Hospital revenue trailing budget
Wednesday, May 03, 2006
by Jonathan Lipman
Cook County's hospitals have collected about $23 million less than expected so far this year despite long-promised overhauls of the hospital billing systems.
The county health bureau has collected about $81 million of the $104 million projected by budget planners, according to a summary of the county's first fiscal quarter, which ended March 31.
"We're going to continue to monitor that," Comptroller Walter Knorr said. "Certainly, we're concerned anytime you have a shortfall ... but it's just a matter of keeping after the hospital and making sure they collect."
With other county fees also coming in below projections and sales and cigarette taxes doing better than expected, the county is about $16 million, or about 3 percent, behind on overall revenues for the first quarter.
Knorr said it was too early to worry about an impact on the county's overall $3 billion budget, but commissioners were less confident.
"I'd like to know what the plan is to get the numbers up," said Commissioner Bobbie Steele (D-Chicago). "By the end of the year, we'll have lost $100 million. We have to figure out why."
Commissioner Mike Quigley (D-Chicago) said he's beginning to worry the county will go broke before the end of the year.
"Their patient volume is up and their revenues are down, and that makes no sense," Quigley said. "They better detail a plan."
Stroger, Provident and Oak Forest hospitals care for some of the sickest and poorest of the region's patients and turn no one away regardless of ability to pay. Still, many of the patients are covered by Medicaid and other programs and can pay something for their care.
County health officials were not available for comment Tuesday afternoon.
Health bureau chief Daniel Winship has repeatedly promised an overhaul in the billing system, including retraining employees and the use of new software to create "superbills" that better track all of a patient's services.
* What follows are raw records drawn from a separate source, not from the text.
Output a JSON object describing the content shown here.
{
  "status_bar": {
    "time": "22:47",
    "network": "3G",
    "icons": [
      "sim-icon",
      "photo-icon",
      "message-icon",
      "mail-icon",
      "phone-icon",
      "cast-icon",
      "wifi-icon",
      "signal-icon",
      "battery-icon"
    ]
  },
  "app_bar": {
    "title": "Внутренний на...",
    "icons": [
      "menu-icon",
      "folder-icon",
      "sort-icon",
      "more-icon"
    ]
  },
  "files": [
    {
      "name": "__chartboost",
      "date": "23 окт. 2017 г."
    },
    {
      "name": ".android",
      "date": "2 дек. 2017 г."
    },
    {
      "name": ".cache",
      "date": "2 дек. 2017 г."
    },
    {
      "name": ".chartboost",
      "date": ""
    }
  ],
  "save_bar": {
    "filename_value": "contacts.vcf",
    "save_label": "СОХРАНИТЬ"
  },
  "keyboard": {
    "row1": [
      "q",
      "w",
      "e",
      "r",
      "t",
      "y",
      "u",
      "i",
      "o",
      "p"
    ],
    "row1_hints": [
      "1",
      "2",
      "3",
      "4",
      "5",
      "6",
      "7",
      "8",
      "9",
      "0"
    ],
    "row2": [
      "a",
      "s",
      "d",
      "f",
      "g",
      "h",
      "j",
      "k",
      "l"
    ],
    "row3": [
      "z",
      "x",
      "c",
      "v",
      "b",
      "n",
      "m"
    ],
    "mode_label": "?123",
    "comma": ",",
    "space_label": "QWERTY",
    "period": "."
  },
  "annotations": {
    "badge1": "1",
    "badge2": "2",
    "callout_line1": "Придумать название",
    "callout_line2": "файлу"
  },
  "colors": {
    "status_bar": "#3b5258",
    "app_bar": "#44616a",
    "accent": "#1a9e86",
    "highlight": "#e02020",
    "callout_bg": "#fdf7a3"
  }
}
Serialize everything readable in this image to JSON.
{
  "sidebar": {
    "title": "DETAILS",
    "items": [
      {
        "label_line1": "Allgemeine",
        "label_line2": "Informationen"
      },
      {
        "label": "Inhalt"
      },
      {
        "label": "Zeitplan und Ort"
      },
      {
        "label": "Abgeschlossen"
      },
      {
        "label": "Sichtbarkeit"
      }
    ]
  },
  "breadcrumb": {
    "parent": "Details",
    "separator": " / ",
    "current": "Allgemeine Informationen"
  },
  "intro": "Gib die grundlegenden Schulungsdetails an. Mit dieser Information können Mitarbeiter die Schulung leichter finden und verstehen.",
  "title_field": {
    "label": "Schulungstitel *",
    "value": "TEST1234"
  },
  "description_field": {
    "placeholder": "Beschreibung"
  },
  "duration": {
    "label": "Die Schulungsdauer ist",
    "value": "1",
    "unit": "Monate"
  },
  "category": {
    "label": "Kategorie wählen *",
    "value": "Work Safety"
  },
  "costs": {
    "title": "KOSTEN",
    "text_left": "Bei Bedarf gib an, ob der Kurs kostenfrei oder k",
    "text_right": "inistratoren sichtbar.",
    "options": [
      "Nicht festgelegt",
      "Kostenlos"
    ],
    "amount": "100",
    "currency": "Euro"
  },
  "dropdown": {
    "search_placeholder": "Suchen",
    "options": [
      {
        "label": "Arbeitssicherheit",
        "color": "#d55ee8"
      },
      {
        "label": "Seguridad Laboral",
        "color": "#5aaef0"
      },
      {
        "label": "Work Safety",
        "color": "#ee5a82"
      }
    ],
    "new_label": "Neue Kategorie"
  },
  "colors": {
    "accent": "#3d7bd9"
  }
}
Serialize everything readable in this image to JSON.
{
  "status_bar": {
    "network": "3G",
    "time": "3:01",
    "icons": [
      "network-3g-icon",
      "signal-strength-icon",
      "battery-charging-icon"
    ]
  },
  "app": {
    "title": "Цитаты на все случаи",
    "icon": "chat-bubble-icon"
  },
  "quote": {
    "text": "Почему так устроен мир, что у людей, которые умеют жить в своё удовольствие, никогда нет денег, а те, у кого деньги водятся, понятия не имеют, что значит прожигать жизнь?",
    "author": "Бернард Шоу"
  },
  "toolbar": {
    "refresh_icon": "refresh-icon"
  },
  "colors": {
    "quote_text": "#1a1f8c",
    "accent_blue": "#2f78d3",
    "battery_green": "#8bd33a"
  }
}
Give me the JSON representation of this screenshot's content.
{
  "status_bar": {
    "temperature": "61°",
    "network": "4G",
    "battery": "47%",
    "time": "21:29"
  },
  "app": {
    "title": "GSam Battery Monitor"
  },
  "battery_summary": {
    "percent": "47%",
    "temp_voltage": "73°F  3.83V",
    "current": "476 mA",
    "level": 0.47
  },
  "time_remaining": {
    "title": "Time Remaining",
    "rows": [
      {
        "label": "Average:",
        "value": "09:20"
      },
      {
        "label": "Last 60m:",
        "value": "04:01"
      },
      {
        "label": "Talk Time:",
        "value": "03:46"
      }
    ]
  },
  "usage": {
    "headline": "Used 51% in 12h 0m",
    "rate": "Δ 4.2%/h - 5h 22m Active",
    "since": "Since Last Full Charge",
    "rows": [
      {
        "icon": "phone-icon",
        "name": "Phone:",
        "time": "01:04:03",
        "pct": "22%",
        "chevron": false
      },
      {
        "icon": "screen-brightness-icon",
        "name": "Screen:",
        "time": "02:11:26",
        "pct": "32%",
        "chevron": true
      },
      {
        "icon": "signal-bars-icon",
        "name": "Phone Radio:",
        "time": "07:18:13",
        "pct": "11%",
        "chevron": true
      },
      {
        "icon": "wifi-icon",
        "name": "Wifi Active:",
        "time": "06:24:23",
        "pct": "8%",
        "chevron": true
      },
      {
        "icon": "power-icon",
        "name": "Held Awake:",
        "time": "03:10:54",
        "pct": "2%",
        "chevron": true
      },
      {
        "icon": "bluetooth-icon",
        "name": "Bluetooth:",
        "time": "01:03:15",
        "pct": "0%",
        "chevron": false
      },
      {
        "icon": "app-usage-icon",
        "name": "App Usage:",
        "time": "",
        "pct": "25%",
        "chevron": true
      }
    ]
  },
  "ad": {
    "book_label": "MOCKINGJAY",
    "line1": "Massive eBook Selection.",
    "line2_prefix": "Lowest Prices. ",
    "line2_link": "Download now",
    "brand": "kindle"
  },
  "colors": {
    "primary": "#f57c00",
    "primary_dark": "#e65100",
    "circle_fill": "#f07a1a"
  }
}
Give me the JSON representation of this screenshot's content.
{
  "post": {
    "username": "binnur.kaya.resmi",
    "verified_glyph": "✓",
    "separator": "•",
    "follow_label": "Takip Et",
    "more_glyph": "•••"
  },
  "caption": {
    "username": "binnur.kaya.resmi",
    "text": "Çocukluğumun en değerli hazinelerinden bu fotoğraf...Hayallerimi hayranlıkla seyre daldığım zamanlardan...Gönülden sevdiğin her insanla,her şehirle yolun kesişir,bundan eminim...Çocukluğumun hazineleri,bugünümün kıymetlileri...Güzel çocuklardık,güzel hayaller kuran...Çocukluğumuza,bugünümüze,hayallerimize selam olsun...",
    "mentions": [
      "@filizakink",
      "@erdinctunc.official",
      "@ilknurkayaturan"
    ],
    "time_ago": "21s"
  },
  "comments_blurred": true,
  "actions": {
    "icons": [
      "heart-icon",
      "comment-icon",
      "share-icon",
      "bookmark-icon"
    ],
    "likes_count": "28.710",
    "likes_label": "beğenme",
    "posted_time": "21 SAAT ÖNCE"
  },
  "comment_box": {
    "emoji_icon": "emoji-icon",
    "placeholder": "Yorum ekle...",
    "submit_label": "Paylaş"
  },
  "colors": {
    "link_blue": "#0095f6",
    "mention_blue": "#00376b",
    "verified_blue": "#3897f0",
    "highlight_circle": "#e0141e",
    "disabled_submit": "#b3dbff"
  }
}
"They tried to implement this superbill and they give you this hyped report, and then it kind of dies out," Steele said. "I haven't seen too much of a difference."
Against the advice of budget staff, commissioners voted to increase projections for cigarette taxes and some fees when passing the 2006 budget. Cigarette taxes are so far $7.6 million ahead of projections, but Knorr warned much of the boost came from a one-time floor audit that will not carry through the rest of the year.
The county also is spending below budget, Knorr said, so cash flow will not be an issue.
Quigley said he was less sure.
"Don't let the percentages fool you, $16 million would be a significant tax hike," Quigley said. "It was extraordinarily irresponsible to budget like this."